c. The discharge of the Instrument may effectuate when the following circumstances
happen based of the laws on the Negotiable Instrument such as ; (a) By payment in due course
by or on behalf of the principal debtor; (b) By payment in due course by the party
accommodated, where the instrument is made or accepted for his accommodation; (c) By the
intentional cancellation thereof by the holder; (d) By any other act which will discharge a simple
contract for the payment of money; (e) When the principal debtor becomes the holder of the
instrument at or after maturity in his own right.

II.

1.
Presentment means the production of a bill of exchange to the drawee for his
acceptance, or to the drawee or acceptor for payment; or the production of a promissory note to
the party liable for its payment.

2.
A Stale Check is one which has not been presented for payment within a reasonable
time after its issue. It is valueless and thus, should not be paid. A check becomes stale 6
months from date of issue.
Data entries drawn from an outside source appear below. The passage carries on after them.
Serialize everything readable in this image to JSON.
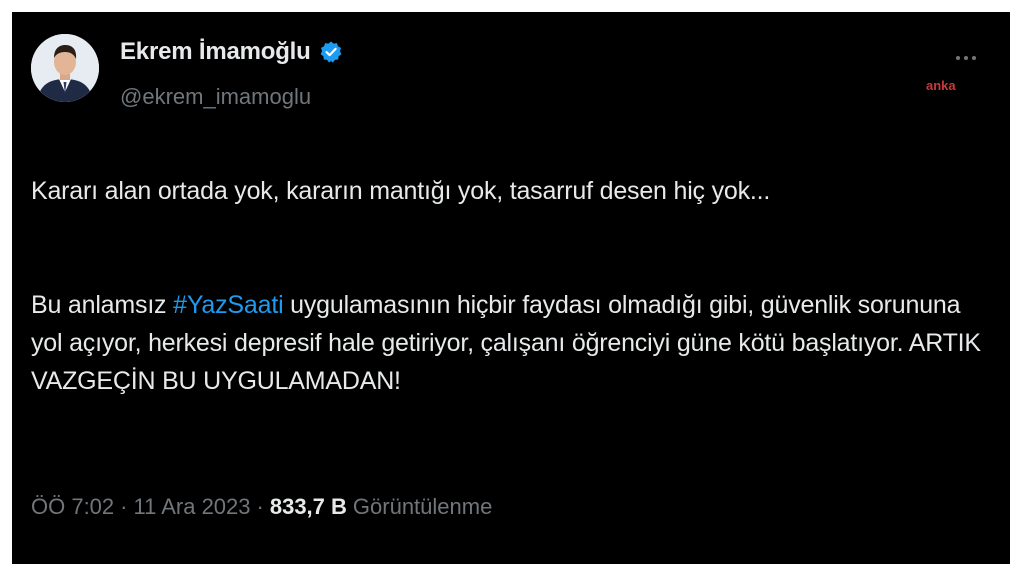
{
  "author": {
    "display_name": "Ekrem İmamoğlu",
    "handle": "@ekrem_imamoglu",
    "verified": true
  },
  "watermark": "anka",
  "tweet": {
    "line1": "Kararı alan ortada yok, kararın mantığı yok, tasarruf desen hiç yok...",
    "p2_before_hashtag": "Bu anlamsız ",
    "hashtag": "#YazSaati",
    "p2_after_hashtag": " uygulamasının hiçbir faydası olmadığı gibi, güvenlik sorununa yol açıyor, herkesi depresif hale getiriyor, çalışanı öğrenciyi güne kötü başlatıyor. ARTIK VAZGEÇİN BU UYGULAMADAN!"
  },
  "meta": {
    "time": "ÖÖ 7:02",
    "separator": "·",
    "date": "11 Ara 2023",
    "views_count": "833,7 B",
    "views_label": "Görüntülenme"
  },
  "colors": {
    "background": "#000000",
    "text": "#e7e9ea",
    "secondary": "#71767b",
    "accent": "#1d9bf0",
    "watermark": "#c83a3a"
  },
  "icons": {
    "verified": "verified-badge-icon",
    "more": "more-options-icon"
  }
}
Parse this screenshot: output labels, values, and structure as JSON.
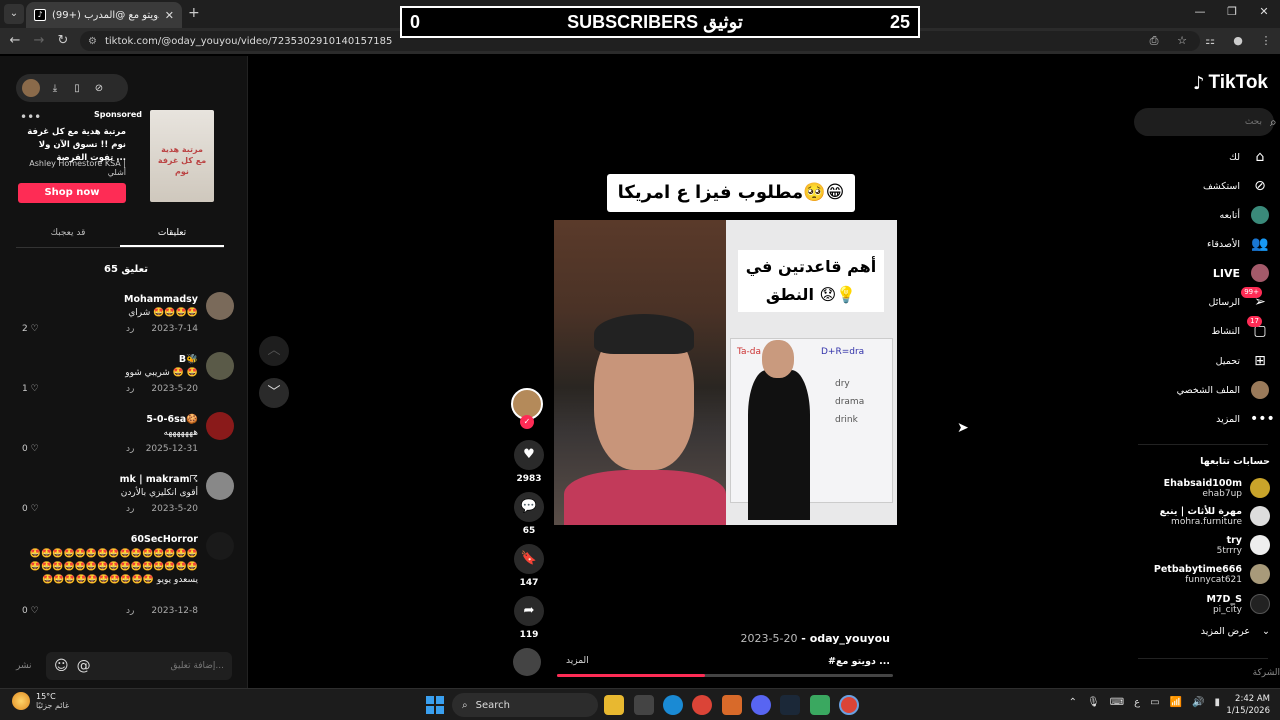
{
  "browser": {
    "tab_title": "(99+) دويتو مع @المدرب/...",
    "tab_favicon": "tiktok-icon",
    "url": "tiktok.com/@oday_youyou/video/7235302910140157185"
  },
  "overlay": {
    "left_count": "0",
    "label": "SUBSCRIBERS توثيق",
    "right_count": "25"
  },
  "ad": {
    "sponsored": "Sponsored",
    "text": "مرتبة هدية مع كل غرفة نوم !! تسوق الآن ولا تفوت الفرصة ...",
    "brand": "Ashley Homestore KSA | أشلي",
    "shop_label": "Shop now",
    "image_text": "مرتبة هدية مع كل غرفة نوم"
  },
  "comments_tabs": {
    "comments": "تعليقات",
    "you_may_like": "قد يعجبك"
  },
  "comment_count_label": "65 تعليق",
  "reply_label": "رد",
  "comments": [
    {
      "user": "Mohammadsy",
      "body": "شراي 🤩🤩🤩🤩",
      "date": "2023-7-14",
      "likes": "2"
    },
    {
      "user": "B🐝",
      "body": "شريبي شوو 🤩 🤩",
      "date": "2023-5-20",
      "likes": "1"
    },
    {
      "user": "5-0-6sa🍪",
      "body": "هههههههه",
      "date": "2025-12-31",
      "likes": "0"
    },
    {
      "user": "mk | makram☈",
      "body": "أقوى انكليزي بالأردن",
      "date": "2023-5-20",
      "likes": "0"
    },
    {
      "user": "60SecHorror",
      "body": "🤩🤩🤩🤩🤩🤩🤩🤩🤩🤩🤩🤩🤩🤩🤩🤩🤩🤩🤩🤩🤩🤩🤩🤩🤩🤩🤩🤩🤩🤩🤩🤩🤩🤩🤩🤩🤩🤩🤩🤩 يسعدو يويو",
      "date": "2023-12-8",
      "likes": "0"
    }
  ],
  "add_comment": {
    "placeholder": "إضافة تعليق...",
    "post": "نشر"
  },
  "video": {
    "caption": "مطلوب فيزا ع امريكا🥺😁",
    "card_text": "أهم قاعدتين في النطق 😟💡",
    "board_labels": [
      "Ta-da",
      "D+R=dra",
      "dry",
      "drama",
      "drink"
    ],
    "username": "oday_youyou",
    "date": "2023-5-20",
    "description": "#دويتو مع ...",
    "more": "المزيد",
    "progress": 0.44
  },
  "actions": {
    "likes": "2983",
    "comments": "65",
    "saves": "147",
    "shares": "119"
  },
  "sidebar": {
    "logo": "TikTok",
    "search_placeholder": "بحث",
    "nav": [
      {
        "label": "لك",
        "icon": "home-icon"
      },
      {
        "label": "استكشف",
        "icon": "compass-icon"
      },
      {
        "label": "أتابعه",
        "icon": "following-avatar-icon"
      },
      {
        "label": "الأصدقاء",
        "icon": "friends-icon"
      },
      {
        "label": "LIVE",
        "icon": "live-icon"
      },
      {
        "label": "الرسائل",
        "icon": "messages-icon",
        "badge": "99+"
      },
      {
        "label": "النشاط",
        "icon": "activity-icon",
        "badge": "17"
      },
      {
        "label": "تحميل",
        "icon": "upload-icon"
      },
      {
        "label": "الملف الشخصي",
        "icon": "profile-icon"
      },
      {
        "label": "المزيد",
        "icon": "more-icon"
      }
    ],
    "following_title": "حسابات تتابعها",
    "following": [
      {
        "name": "Ehabsaid100m",
        "handle": "ehab7up"
      },
      {
        "name": "مهرة للأثاث | ينبع",
        "handle": "mohra.furniture"
      },
      {
        "name": "try",
        "handle": "5trrry"
      },
      {
        "name": "Petbabytime666",
        "handle": "funnycat621"
      },
      {
        "name": "M7D_S",
        "handle": "pi_city"
      }
    ],
    "see_more": "عرض المزيد",
    "company": "الشركة"
  },
  "taskbar": {
    "weather_temp": "15°C",
    "weather_desc": "غائم جزئيًا",
    "search": "Search",
    "time": "2:42 AM",
    "date": "1/15/2026",
    "lang": "ع"
  }
}
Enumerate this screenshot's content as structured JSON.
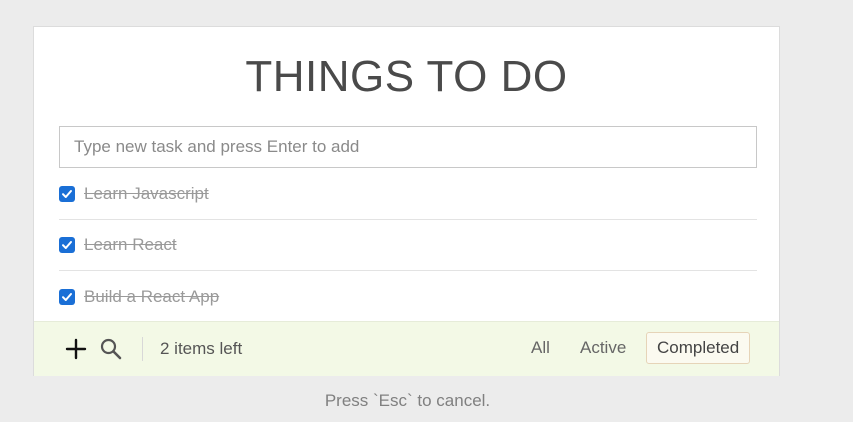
{
  "app": {
    "title": "THINGS TO DO"
  },
  "new_task": {
    "placeholder": "Type new task and press Enter to add",
    "value": ""
  },
  "todos": [
    {
      "label": "Learn Javascript",
      "completed": true
    },
    {
      "label": "Learn React",
      "completed": true
    },
    {
      "label": "Build a React App",
      "completed": true
    }
  ],
  "footer": {
    "add_icon": "plus-icon",
    "search_icon": "search-icon",
    "items_left": "2 items left",
    "filters": [
      "All",
      "Active",
      "Completed"
    ],
    "selected_filter": "Completed"
  },
  "hint": "Press `Esc` to cancel.",
  "colors": {
    "checkbox": "#1a6fd6",
    "footer_bg": "#f3f9e6",
    "page_bg": "#ececec"
  }
}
3.
A crossed check is a check with two parallel lines, written diagonally on the upper right
corner thereof. It is a warning to the drawee bank that payment must be made to the right party,
otherwise the bank has no authority to use the drawers fund deposited with the bank . To be
assured that it will avoid any mistake in paying to the wrong party, banks adopted the policy that
crossed checks must be deposited in the payees account.

4.
Acceptance is the signification of drawee of his assent to the order of drawer. The
acceptance must be in writing and signed by the drawer. It must not express that drawee will
perform his promise by any other means than payment of money. Liability of aan acceptor is the
same as that of maker in a promissory note. Hence, the net effect of acceptance is the
conversion of a bill of exchange into a promissory note.

5.
A protest is a formal statement in writing made by a notary under his seal of office, at
the request of the holder of a bill, in which it is declared that the same was on a certain day
presented for payment or acceptance as the case may be, and such payment was refused
whereupon the notary protests against all parties to such instrument, and declares that they will
be held responsible for all loss or damages arising from its dishonor.
III.

1. b
2. b
3. c
4. b
5. a
6. a
7. b
8. d
9. c
10. a